Laura Shen Partner, Headway Capital

Please describe your current role

I am a co-founder and Partner of Headway Capital, a special situations secondaries firm with €800m under management. Headway Capital provides a full range of liquidity solutions for private assets and invests across all secondary transaction types (secondary directs, GP restructurings, structured transactions and LP interests), geographies, industry sectors and investment stages, specializing in value-added, small to mid-size complex deals.

I tend to think of my primary role as investing, but as one of three Partners of a small firm, I share responsibility for firm management and operational oversight, investor relations, recruiting, etc. and this management role does take up quite a bit of my time.

What attracted you to a career in private equity and how did you get started?

I started my career as an analyst in the leveraged finance group of Goldman Sachs in New York and my first real exposure to private equity was working on a debt issue for a leveraged buyout sponsored by Goldman’s private equity arm. In this capacity, I worked closely with the private equity team and accompanied them on management meetings and due diligence site visits. It was an eye-opening experience for me to learn to think like an investor and I found the buy-side much more interesting; I loved the intellectual challenge of trying to understand an investment’s risks and opportunities, as well as the potential future satisfaction (or learning experience) from experiencing the outcome of an investment decision.

After completing the Goldman analyst program in 1997, I joined the investment team of Bain Capital in Boston and I have been working in the private equity industry ever since. After completing an MBA at Harvard Business School, I decided to move to Europe and to try something new. Through a recruiter, I discovered the nascent secondary private equity industry and joined Coller Capital in London. In 2004, I left Coller Capital with two colleagues to start Headway Capital.

What were your motivations behind starting a new private equity firm?

My partners and I were motivated by a combination of different factors that converged at the same time. We saw a niche market (smaller, complex private equity secondaries) that was underserved. We wanted to be more in control of our own destinies, and we didn’t see a future for ourselves at a firm where we could not eventually become part owners. We were also very excited about the prospect to build something. It was fifteen years ago, and we were very young and idealistic. We wanted to build a better investment firm for both employees and investors, and we wanted to have fun doing it. For investors, we wanted to offer a unique product, as well as better interest alignment and transparency. For employees, we wanted to create a partnership that was empowering and inclusive. We actually wrote our mission statement about what type of firm we wanted to be before we wrote our business plan or even fully articulated our strategy.
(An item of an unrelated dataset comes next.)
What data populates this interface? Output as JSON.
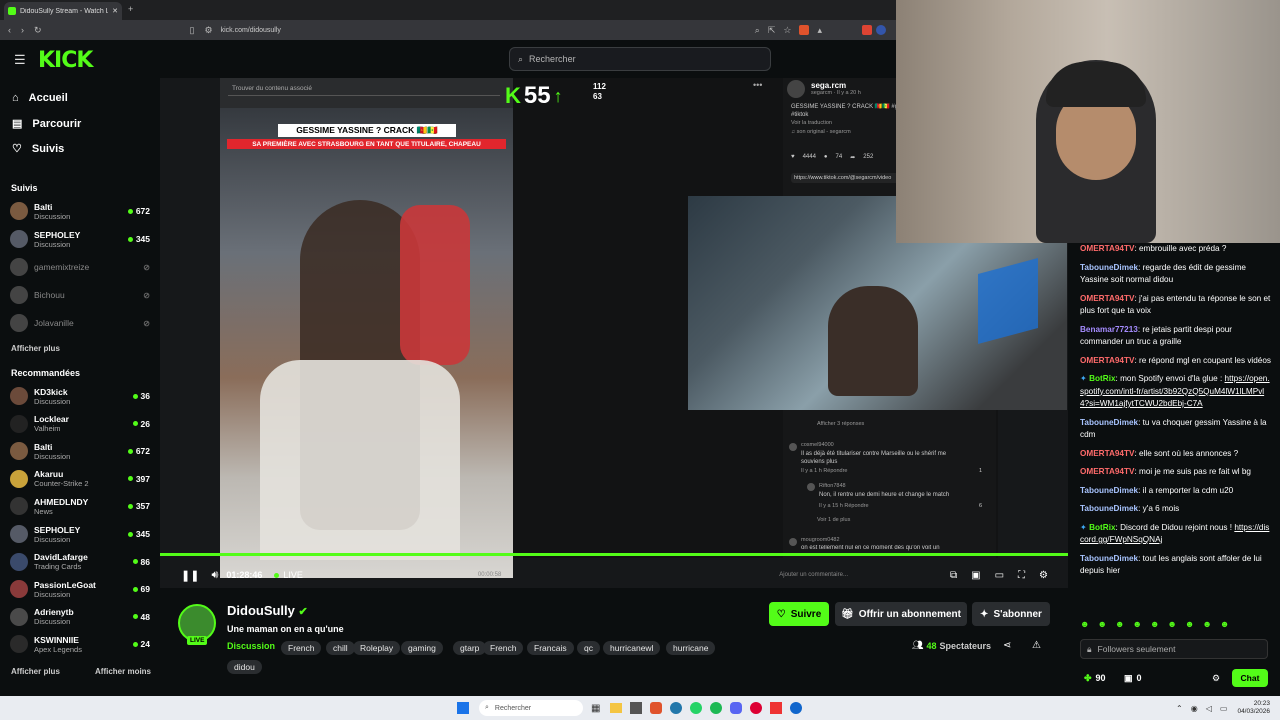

What were the key challenges in starting a new firm?

Everything takes so much time when starting a new firm. There was a lot that we took for granted in larger organizations. Before becoming entrepreneurs, we were primarily focused on investing and were supported by a large infrastructure of skilled people in different operational areas. And then, all of a sudden, we had to think about things like office space, regulatory approval, compliance, finance and back office, investor relations, IT, recruiting, etc. Looking back now, I see that we were too budget conscious in the beginning and took on too many of these tasks ourselves. For example, I built our first website with some software that came bundled with my laptop, and let’s just say that it was not particularly impressive! Early on, we should have outsourced more of these tasks to the best service providers, despite the costs.

What advice would you give women interested in a career in private equity?

Go for it! Private equity is a great career – I never stop learning and every day is interesting. However, it is very demanding and sometimes I feel like my work/life balance is off-kilter (I have three children and a husband who works even more than I do!), but I’ve learned to cut myself some slack and to accept that every aspect of my life will not be perfect. In life, you have to understand your priorities, act accordingly, and accept that each person’s priorities are different.

Don’t be deterred by the fact that private equity is still a white male dominated industry. Things are improving and there is growing recognition of the value of diversity in making investment decisions. After all, women are the world’s most powerful consumers, and so much of the world’s growth is coming from outside Europe and the US. My advice would be to join a firm where you can find supporters (male or female) and build strong relationships with them. There are lots of great firms out there, but they each have different cultures. I believe it’s important to find the right fit for you personally, because that is where you will both succeed and enjoy yourself the most!